In 1969 I trained as an operator with the Breath analysis section and worked all over Sydney. Late in 1969, 2 weeks after our marriage, I transferred to Tamworth to introduce the breathalyser to the northwest of the state. This meant covering an area that stretched from Murrurundi to Tenterfield, out to Mungindi, Yetman, down to Moree, Gunnedah and Quirindi. A big area for two Police to cover with many weekends away. It also involved a lot of public speaking, mainly to service clubs, whose members were trying to find a way to beat the breathalyser. There is no way.
After two children, I transferred back to uniform and was posted to position of Lockup Keeper at Inverell in 1974. In 1978 I transferred back to Sydney, to Liverpool, where I undertook Police Rescue training, and attended many serious and fatal road accidents and industrial accidents in the southwest of Sydney.
In 1980 I transferred to the NSW Police Academy at Redfern where I was involved with training new recruits. That year I was promoted to Sergeant. One of the things that new recruits were required to do was to become blood donors and a note from their mum would not get them out of it. All instructors, who were all old hands at donating blood always, went first to show the youngsters that it did not hurt. In April I was unable to give blood and a blood sample was taken. The next morning I received a call from the Red Cross asking me to see haematologist at RPA Hospital, where I was informed that I had a very rare type of Leukaemia for which there was no treatment and that I only had 3-4 years left. The doctor’s would be able to give a better forecast when I had my spleen removed. That would be the half way point. I retired from the Police and we returned to Inverell to live, as that was better than my wife bringing up two children alone in Sydney, Twenty months after diagnosis I had my spleen removed and that meant another 20 months. Twelve months into that I told that a treatment was being tried in America, with some success, I was offered the chance to take part in a trial in Australia. This was partially successful and I used the treatment for some time until 1998 when it just stopped working. At this point I was informed that another treatment was now available. This proved successful.
In 1996, we decided to move to Coffs Harbour by way of Dorrigo where I became involved with the SES as the Unit Controller, because of my Police Rescue experience. In 1998 we arrived in Coffs Harbour and I transferred to the SES Unit here. I acted as Deputy Unit Controller and then Local Controller with both Coffs Harbour and Corindi units with some 90 personnel under my control. In that time we experienced road fatalities, mini cyclones, storms, airport emergencies and assisted Police many times with evidence searches, mainly related to murders.

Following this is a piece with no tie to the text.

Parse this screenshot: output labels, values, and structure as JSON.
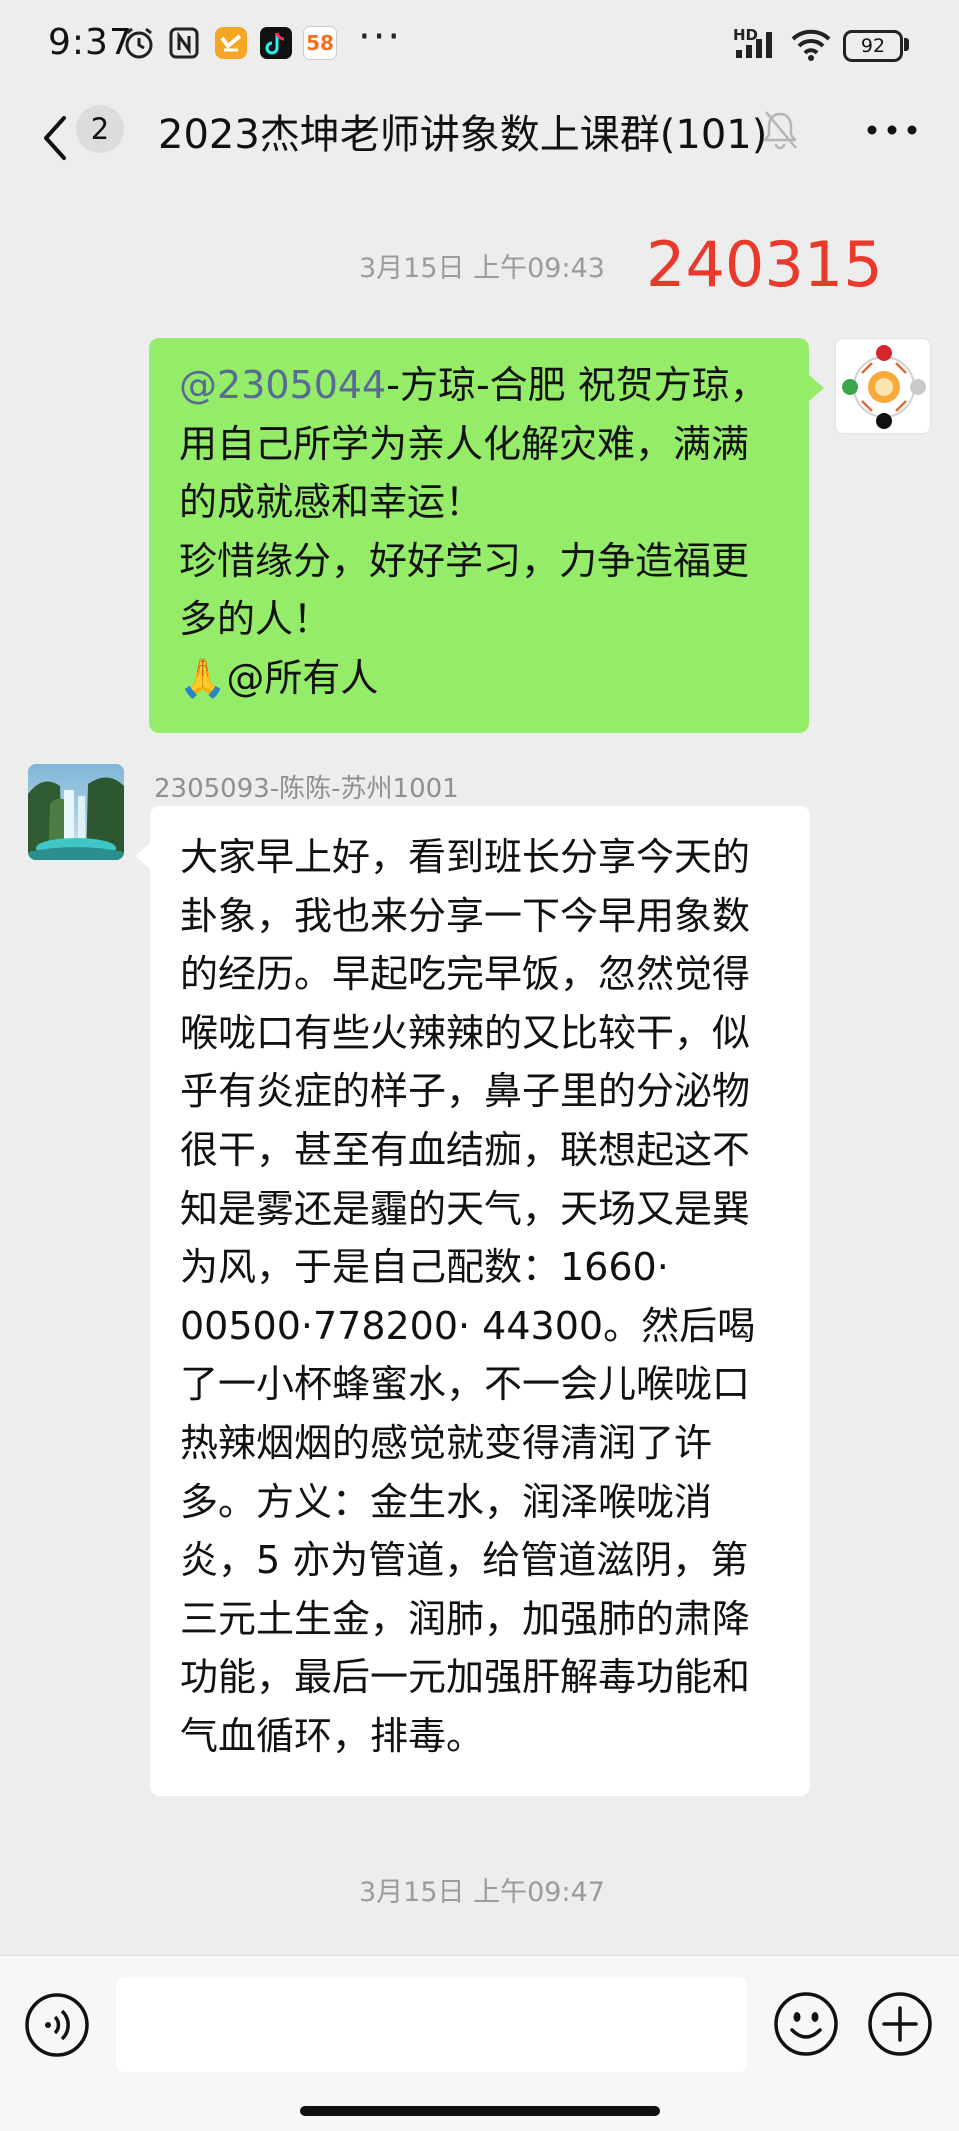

In 2013 at the age of 70, I retired from the SES, went on a bit of a trip overseas and then joined the Men’s Shed. All through my working life, wood work had been my hobby and all though not that great, I have learned so much at the Shed, it was a move well worthwhile.